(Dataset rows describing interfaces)
☆ ☆ ☆ ☆ ☆ ☆ ☆

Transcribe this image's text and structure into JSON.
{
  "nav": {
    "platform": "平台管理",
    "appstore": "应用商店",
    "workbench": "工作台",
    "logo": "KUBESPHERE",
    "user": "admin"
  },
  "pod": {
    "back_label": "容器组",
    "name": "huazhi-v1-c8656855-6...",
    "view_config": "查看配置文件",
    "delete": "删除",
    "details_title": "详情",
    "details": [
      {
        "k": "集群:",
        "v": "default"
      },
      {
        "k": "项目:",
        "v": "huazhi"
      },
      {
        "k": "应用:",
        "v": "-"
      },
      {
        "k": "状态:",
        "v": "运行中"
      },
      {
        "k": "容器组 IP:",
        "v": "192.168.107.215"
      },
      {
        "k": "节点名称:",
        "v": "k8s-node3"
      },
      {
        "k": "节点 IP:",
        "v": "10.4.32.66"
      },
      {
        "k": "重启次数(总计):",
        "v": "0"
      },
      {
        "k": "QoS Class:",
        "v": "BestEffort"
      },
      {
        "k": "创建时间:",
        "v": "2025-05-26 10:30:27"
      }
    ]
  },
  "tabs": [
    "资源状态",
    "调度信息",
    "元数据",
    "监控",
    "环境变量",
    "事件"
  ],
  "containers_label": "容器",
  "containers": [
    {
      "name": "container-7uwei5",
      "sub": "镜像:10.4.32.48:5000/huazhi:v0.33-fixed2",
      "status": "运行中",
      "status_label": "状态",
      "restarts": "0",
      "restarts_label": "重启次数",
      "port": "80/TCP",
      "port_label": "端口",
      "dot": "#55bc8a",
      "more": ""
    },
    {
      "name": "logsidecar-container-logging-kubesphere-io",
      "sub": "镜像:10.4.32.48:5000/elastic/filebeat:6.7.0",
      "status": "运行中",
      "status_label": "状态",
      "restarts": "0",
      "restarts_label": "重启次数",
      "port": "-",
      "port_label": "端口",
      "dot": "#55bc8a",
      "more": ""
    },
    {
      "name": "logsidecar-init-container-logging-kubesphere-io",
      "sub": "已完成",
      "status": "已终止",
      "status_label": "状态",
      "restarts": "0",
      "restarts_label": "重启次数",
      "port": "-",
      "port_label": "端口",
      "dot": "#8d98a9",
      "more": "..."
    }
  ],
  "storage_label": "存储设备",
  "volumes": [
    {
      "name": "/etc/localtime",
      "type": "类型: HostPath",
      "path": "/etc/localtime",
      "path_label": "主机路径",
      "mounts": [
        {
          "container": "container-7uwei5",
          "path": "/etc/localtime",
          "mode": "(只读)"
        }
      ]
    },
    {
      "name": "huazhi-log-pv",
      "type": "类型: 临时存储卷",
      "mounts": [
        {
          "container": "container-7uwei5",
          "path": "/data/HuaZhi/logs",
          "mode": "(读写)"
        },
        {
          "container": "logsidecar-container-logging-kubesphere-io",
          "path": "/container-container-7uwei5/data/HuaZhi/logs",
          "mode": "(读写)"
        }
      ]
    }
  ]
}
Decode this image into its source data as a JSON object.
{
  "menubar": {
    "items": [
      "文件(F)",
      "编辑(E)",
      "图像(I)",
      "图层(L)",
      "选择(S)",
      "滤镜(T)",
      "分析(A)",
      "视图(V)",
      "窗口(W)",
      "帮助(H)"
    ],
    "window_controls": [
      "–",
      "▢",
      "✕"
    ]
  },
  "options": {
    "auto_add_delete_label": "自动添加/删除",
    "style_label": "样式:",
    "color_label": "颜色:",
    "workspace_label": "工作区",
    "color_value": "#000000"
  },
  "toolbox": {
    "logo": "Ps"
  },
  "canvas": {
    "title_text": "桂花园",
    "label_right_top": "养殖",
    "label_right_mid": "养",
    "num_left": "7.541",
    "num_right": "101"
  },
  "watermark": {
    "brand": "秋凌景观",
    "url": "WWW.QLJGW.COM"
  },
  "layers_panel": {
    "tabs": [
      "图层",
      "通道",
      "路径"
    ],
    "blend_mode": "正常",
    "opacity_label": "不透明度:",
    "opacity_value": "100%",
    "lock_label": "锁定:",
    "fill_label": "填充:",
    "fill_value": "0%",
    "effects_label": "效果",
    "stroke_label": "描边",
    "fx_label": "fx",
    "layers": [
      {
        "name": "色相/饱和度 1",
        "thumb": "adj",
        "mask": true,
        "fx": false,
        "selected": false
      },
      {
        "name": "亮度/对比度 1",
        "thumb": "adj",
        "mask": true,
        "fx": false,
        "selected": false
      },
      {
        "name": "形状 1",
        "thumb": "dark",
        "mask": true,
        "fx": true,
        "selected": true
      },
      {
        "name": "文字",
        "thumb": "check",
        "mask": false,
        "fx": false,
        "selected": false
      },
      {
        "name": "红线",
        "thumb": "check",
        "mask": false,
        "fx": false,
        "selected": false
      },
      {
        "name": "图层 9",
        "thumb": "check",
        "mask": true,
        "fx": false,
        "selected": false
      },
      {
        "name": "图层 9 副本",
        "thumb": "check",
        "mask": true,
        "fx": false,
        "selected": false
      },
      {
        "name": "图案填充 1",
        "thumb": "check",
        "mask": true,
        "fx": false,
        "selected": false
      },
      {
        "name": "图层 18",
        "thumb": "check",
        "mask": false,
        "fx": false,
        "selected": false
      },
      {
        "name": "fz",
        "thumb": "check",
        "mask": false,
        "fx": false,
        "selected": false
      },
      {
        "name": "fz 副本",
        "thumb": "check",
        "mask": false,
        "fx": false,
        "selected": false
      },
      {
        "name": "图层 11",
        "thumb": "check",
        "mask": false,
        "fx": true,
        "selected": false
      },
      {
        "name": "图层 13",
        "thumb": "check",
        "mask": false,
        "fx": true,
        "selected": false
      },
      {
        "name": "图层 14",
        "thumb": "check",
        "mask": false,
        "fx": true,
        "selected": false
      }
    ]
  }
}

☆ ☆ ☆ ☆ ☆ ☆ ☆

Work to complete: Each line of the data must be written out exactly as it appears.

Reply to the exercise:
Transcribe this image's text and structure into JSON.
{
  "nav": {
    "platform": "平台管理",
    "appstore": "应用商店",
    "workbench": "工作台",
    "logo": "KUBESPHERE",
    "user": "admin"
  },
  "pod": {
    "back_label": "容器组",
    "name": "huazhi-v1-c8656855-6...",
    "view_config": "查看配置文件",
    "delete": "删除",
    "details_title": "详情",
    "details": [
      {
        "k": "集群:",
        "v": "default"
      },
      {
        "k": "项目:",
        "v": "huazhi"
      },
      {
        "k": "应用:",
        "v": "-"
      },
      {
        "k": "状态:",
        "v": "运行中"
      },
      {
        "k": "容器组 IP:",
        "v": "192.168.107.215"
      },
      {
        "k": "节点名称:",
        "v": "k8s-node3"
      },
      {
        "k": "节点 IP:",
        "v": "10.4.32.66"
      },
      {
        "k": "重启次数(总计):",
        "v": "0"
      },
      {
        "k": "QoS Class:",
        "v": "BestEffort"
      },
      {
        "k": "创建时间:",
        "v": "2025-05-26 10:30:27"
      }
    ]
  },
  "tabs": [
    "资源状态",
    "调度信息",
    "元数据",
    "监控",
    "环境变量",
    "事件"
  ],
  "containers_label": "容器",
  "containers": [
    {
      "name": "container-7uwei5",
      "sub": "镜像:10.4.32.48:5000/huazhi:v0.33-fixed2",
      "status": "运行中",
      "status_label": "状态",
      "restarts": "0",
      "restarts_label": "重启次数",
      "port": "80/TCP",
      "port_label": "端口",
      "dot": "#55bc8a",
      "more": ""
    },
    {
      "name": "logsidecar-container-logging-kubesphere-io",
      "sub": "镜像:10.4.32.48:5000/elastic/filebeat:6.7.0",
      "status": "运行中",
      "status_label": "状态",
      "restarts": "0",
      "restarts_label": "重启次数",
      "port": "-",
      "port_label": "端口",
      "dot": "#55bc8a",
      "more": ""
    },
    {
      "name": "logsidecar-init-container-logging-kubesphere-io",
      "sub": "已完成",
      "status": "已终止",
      "status_label": "状态",
      "restarts": "0",
      "restarts_label": "重启次数",
      "port": "-",
      "port_label": "端口",
      "dot": "#8d98a9",
      "more": "..."
    }
  ],
  "storage_label": "存储设备",
  "volumes": [
    {
      "name": "/etc/localtime",
      "type": "类型: HostPath",
      "path": "/etc/localtime",
      "path_label": "主机路径",
      "mounts": [
        {
          "container": "container-7uwei5",
          "path": "/etc/localtime",
          "mode": "(只读)"
        }
      ]
    },
    {
      "name": "huazhi-log-pv",
      "type": "类型: 临时存储卷",
      "mounts": [
        {
          "container": "container-7uwei5",
          "path": "/data/HuaZhi/logs",
          "mode": "(读写)"
        },
        {
          "container": "logsidecar-container-logging-kubesphere-io",
          "path": "/container-container-7uwei5/data/HuaZhi/logs",
          "mode": "(读写)"
        }
      ]
    }
  ]
}
Decode this image into its source data as a JSON object.
{
  "menubar": {
    "items": [
      "文件(F)",
      "编辑(E)",
      "图像(I)",
      "图层(L)",
      "选择(S)",
      "滤镜(T)",
      "分析(A)",
      "视图(V)",
      "窗口(W)",
      "帮助(H)"
    ],
    "window_controls": [
      "–",
      "▢",
      "✕"
    ]
  },
  "options": {
    "auto_add_delete_label": "自动添加/删除",
    "style_label": "样式:",
    "color_label": "颜色:",
    "workspace_label": "工作区",
    "color_value": "#000000"
  },
  "toolbox": {
    "logo": "Ps"
  },
  "canvas": {
    "title_text": "桂花园",
    "label_right_top": "养殖",
    "label_right_mid": "养",
    "num_left": "7.541",
    "num_right": "101"
  },
  "watermark": {
    "brand": "秋凌景观",
    "url": "WWW.QLJGW.COM"
  },
  "layers_panel": {
    "tabs": [
      "图层",
      "通道",
      "路径"
    ],
    "blend_mode": "正常",
    "opacity_label": "不透明度:",
    "opacity_value": "100%",
    "lock_label": "锁定:",
    "fill_label": "填充:",
    "fill_value": "0%",
    "effects_label": "效果",
    "stroke_label": "描边",
    "fx_label": "fx",
    "layers": [
      {
        "name": "色相/饱和度 1",
        "thumb": "adj",
        "mask": true,
        "fx": false,
        "selected": false
      },
      {
        "name": "亮度/对比度 1",
        "thumb": "adj",
        "mask": true,
        "fx": false,
        "selected": false
      },
      {
        "name": "形状 1",
        "thumb": "dark",
        "mask": true,
        "fx": true,
        "selected": true
      },
      {
        "name": "文字",
        "thumb": "check",
        "mask": false,
        "fx": false,
        "selected": false
      },
      {
        "name": "红线",
        "thumb": "check",
        "mask": false,
        "fx": false,
        "selected": false
      },
      {
        "name": "图层 9",
        "thumb": "check",
        "mask": true,
        "fx": false,
        "selected": false
      },
      {
        "name": "图层 9 副本",
        "thumb": "check",
        "mask": true,
        "fx": false,
        "selected": false
      },
      {
        "name": "图案填充 1",
        "thumb": "check",
        "mask": true,
        "fx": false,
        "selected": false
      },
      {
        "name": "图层 18",
        "thumb": "check",
        "mask": false,
        "fx": false,
        "selected": false
      },
      {
        "name": "fz",
        "thumb": "check",
        "mask": false,
        "fx": false,
        "selected": false
      },
      {
        "name": "fz 副本",
        "thumb": "check",
        "mask": false,
        "fx": false,
        "selected": false
      },
      {
        "name": "图层 11",
        "thumb": "check",
        "mask": false,
        "fx": true,
        "selected": false
      },
      {
        "name": "图层 13",
        "thumb": "check",
        "mask": false,
        "fx": true,
        "selected": false
      },
      {
        "name": "图层 14",
        "thumb": "check",
        "mask": false,
        "fx": true,
        "selected": false
      }
    ]
  }
}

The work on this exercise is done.